* _INSTRUCTIONS TO FOLLOW_:
Report every line of the listing below in which the string "Device" appears.

* _EXTRACTED DATA_:
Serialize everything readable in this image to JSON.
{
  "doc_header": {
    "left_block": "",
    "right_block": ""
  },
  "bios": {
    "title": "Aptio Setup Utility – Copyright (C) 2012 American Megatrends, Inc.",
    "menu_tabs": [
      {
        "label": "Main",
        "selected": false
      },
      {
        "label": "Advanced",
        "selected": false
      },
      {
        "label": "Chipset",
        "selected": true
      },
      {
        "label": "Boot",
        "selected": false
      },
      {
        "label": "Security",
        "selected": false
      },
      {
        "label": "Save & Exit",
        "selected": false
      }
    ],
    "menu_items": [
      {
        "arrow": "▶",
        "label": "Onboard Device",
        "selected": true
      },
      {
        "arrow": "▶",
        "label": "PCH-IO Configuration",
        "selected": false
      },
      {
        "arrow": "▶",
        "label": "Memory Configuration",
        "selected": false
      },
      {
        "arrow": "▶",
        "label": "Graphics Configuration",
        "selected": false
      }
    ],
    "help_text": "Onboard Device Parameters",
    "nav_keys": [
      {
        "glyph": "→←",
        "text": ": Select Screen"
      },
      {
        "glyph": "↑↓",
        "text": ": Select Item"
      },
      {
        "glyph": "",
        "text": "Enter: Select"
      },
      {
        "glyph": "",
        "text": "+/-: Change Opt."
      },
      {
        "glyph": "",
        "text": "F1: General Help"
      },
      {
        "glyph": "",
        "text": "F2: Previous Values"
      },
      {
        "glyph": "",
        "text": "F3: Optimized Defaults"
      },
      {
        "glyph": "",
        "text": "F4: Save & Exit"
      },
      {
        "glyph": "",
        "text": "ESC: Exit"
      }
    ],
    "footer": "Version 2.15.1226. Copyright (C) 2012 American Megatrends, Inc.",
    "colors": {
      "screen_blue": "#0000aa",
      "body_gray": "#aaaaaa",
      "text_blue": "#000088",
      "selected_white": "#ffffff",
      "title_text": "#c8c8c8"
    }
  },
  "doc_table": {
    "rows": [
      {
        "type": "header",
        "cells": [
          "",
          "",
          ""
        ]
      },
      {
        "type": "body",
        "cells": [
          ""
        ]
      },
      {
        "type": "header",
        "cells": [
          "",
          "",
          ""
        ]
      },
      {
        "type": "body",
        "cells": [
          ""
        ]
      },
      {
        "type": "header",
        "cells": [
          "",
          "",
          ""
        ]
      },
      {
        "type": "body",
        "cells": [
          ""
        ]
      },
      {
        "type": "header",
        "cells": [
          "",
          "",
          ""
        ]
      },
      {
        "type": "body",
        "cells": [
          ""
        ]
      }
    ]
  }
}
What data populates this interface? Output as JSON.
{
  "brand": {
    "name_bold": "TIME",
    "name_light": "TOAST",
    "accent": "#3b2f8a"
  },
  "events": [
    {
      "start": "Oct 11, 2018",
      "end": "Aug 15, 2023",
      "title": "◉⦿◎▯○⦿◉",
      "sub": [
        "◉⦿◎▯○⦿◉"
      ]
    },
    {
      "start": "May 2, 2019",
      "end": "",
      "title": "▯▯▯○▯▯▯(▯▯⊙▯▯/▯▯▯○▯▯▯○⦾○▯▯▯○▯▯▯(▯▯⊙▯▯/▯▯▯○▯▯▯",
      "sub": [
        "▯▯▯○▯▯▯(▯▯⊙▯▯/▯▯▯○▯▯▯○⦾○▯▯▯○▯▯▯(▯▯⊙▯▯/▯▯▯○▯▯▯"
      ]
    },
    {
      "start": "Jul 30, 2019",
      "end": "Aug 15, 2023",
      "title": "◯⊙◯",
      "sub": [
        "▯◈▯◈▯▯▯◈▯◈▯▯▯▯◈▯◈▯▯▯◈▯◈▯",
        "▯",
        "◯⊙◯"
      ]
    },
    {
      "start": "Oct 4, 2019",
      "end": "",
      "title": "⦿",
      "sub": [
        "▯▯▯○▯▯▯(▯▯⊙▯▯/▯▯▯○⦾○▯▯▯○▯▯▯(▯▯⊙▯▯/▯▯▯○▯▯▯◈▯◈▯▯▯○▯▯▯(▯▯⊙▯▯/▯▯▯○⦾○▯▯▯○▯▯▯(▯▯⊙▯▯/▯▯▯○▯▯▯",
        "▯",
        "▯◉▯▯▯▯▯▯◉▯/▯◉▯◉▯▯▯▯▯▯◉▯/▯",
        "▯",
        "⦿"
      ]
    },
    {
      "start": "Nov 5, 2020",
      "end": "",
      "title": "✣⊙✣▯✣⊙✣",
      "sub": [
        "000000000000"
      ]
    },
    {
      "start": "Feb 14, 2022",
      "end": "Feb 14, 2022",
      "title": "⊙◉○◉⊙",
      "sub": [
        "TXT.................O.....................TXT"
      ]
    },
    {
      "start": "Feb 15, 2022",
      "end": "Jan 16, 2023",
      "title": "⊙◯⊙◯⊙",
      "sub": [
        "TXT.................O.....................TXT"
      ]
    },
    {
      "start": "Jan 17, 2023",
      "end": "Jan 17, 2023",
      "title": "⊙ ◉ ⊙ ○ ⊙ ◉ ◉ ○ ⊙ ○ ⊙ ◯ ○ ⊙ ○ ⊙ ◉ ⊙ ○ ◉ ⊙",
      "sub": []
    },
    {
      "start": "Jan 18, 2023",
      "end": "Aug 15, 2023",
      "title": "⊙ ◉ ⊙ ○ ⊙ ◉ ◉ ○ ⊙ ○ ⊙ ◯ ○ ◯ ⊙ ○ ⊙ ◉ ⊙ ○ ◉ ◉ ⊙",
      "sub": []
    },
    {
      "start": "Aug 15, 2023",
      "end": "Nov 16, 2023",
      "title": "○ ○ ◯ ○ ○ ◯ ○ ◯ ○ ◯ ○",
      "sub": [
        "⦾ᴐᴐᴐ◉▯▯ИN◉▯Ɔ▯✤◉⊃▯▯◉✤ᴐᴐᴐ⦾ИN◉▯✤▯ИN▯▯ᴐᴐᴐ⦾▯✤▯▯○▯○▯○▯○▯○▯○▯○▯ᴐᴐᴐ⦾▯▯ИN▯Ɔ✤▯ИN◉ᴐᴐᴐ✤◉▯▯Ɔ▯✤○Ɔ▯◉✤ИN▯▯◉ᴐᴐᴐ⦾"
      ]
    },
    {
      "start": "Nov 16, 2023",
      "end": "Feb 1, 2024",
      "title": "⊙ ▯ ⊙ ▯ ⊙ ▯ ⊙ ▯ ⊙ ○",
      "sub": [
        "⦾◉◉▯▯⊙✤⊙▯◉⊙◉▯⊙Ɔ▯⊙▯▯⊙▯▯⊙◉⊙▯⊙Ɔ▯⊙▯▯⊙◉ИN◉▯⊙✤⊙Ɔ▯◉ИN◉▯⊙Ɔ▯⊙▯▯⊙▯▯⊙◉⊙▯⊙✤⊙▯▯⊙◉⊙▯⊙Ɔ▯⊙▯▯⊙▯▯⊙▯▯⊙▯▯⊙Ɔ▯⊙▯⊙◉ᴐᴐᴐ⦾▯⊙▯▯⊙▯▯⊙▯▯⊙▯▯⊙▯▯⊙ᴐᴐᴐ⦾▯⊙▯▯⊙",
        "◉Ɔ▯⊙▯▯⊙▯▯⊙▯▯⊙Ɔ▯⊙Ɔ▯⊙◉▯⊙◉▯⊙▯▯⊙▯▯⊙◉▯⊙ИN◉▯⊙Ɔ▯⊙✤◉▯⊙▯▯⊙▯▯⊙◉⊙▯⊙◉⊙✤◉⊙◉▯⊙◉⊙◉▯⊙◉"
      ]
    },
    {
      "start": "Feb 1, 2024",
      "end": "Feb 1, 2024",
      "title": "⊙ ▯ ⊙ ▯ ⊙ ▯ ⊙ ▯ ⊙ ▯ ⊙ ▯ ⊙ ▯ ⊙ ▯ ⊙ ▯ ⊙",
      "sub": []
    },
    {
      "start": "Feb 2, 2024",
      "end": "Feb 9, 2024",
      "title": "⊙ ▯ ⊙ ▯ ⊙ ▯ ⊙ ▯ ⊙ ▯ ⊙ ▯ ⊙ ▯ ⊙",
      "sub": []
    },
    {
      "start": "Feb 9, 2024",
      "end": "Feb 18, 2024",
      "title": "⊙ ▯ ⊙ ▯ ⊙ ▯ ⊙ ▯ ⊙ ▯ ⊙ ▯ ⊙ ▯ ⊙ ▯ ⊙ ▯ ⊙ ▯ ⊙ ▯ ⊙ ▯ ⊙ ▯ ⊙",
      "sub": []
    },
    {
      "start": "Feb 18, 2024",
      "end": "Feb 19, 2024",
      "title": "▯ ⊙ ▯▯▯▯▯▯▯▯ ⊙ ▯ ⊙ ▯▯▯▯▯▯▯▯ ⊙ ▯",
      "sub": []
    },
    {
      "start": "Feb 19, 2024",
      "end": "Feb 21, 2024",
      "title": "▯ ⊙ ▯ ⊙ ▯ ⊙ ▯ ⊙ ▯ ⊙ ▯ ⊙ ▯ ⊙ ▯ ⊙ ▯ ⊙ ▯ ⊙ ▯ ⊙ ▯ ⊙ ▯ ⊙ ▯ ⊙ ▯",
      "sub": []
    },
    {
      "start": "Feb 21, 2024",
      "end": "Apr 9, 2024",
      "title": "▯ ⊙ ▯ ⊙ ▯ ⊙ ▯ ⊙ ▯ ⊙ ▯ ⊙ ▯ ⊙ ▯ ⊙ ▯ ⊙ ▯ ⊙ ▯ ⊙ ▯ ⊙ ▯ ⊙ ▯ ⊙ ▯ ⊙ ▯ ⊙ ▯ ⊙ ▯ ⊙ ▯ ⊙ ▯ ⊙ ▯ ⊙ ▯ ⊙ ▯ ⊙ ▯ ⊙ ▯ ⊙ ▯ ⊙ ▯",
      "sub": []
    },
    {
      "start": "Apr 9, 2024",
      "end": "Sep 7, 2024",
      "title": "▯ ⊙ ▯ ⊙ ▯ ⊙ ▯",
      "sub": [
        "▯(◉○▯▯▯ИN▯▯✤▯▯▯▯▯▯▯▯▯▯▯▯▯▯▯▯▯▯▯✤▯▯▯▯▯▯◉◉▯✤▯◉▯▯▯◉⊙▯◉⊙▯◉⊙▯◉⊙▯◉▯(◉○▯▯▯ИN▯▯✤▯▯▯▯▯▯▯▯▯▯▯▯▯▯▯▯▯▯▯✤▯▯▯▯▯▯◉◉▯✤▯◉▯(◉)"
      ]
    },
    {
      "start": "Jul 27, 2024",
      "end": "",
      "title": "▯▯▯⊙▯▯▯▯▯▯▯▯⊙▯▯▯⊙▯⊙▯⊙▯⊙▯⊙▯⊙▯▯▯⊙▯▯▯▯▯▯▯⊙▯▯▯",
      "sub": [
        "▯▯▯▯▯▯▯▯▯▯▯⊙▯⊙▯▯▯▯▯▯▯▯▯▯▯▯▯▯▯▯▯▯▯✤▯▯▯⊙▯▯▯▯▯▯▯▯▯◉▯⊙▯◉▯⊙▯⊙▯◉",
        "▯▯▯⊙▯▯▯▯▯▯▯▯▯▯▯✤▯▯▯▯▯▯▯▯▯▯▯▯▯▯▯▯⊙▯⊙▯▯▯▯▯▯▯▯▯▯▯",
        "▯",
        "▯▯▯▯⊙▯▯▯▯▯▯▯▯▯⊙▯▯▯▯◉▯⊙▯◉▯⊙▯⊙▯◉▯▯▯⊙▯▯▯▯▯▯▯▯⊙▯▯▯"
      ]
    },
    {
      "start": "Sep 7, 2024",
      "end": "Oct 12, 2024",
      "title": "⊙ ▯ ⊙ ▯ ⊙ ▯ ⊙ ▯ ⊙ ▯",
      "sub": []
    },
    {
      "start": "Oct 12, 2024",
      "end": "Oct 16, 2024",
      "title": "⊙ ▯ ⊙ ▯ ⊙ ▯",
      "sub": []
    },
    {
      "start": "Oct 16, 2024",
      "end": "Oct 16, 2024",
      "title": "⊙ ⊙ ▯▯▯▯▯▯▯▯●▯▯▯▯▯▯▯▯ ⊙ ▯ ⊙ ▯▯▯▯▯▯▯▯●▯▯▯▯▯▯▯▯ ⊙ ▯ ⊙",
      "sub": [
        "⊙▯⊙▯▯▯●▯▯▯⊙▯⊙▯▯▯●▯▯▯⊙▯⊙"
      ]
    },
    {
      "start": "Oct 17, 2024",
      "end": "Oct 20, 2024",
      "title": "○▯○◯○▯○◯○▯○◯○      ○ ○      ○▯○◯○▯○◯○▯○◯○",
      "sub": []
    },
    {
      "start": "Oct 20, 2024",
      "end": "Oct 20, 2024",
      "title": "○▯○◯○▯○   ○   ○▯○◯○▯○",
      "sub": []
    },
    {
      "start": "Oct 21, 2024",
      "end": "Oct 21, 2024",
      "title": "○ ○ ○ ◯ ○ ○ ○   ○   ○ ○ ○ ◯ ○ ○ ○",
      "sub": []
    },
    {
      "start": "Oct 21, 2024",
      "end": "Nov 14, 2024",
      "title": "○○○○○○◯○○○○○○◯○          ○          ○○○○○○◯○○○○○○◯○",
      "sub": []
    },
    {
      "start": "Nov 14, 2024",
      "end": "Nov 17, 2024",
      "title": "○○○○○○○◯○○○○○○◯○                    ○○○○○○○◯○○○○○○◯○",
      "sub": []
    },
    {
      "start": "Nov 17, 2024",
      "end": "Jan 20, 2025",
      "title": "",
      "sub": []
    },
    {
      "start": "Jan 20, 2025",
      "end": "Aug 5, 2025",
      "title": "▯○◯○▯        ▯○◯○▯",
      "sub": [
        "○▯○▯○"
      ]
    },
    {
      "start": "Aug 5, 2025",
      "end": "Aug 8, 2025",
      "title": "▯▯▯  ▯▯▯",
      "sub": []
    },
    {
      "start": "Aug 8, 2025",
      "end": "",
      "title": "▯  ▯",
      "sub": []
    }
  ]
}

* _SOLUTION_:
        "label": "Onboard Device",
    "help_text": "Onboard Device Parameters",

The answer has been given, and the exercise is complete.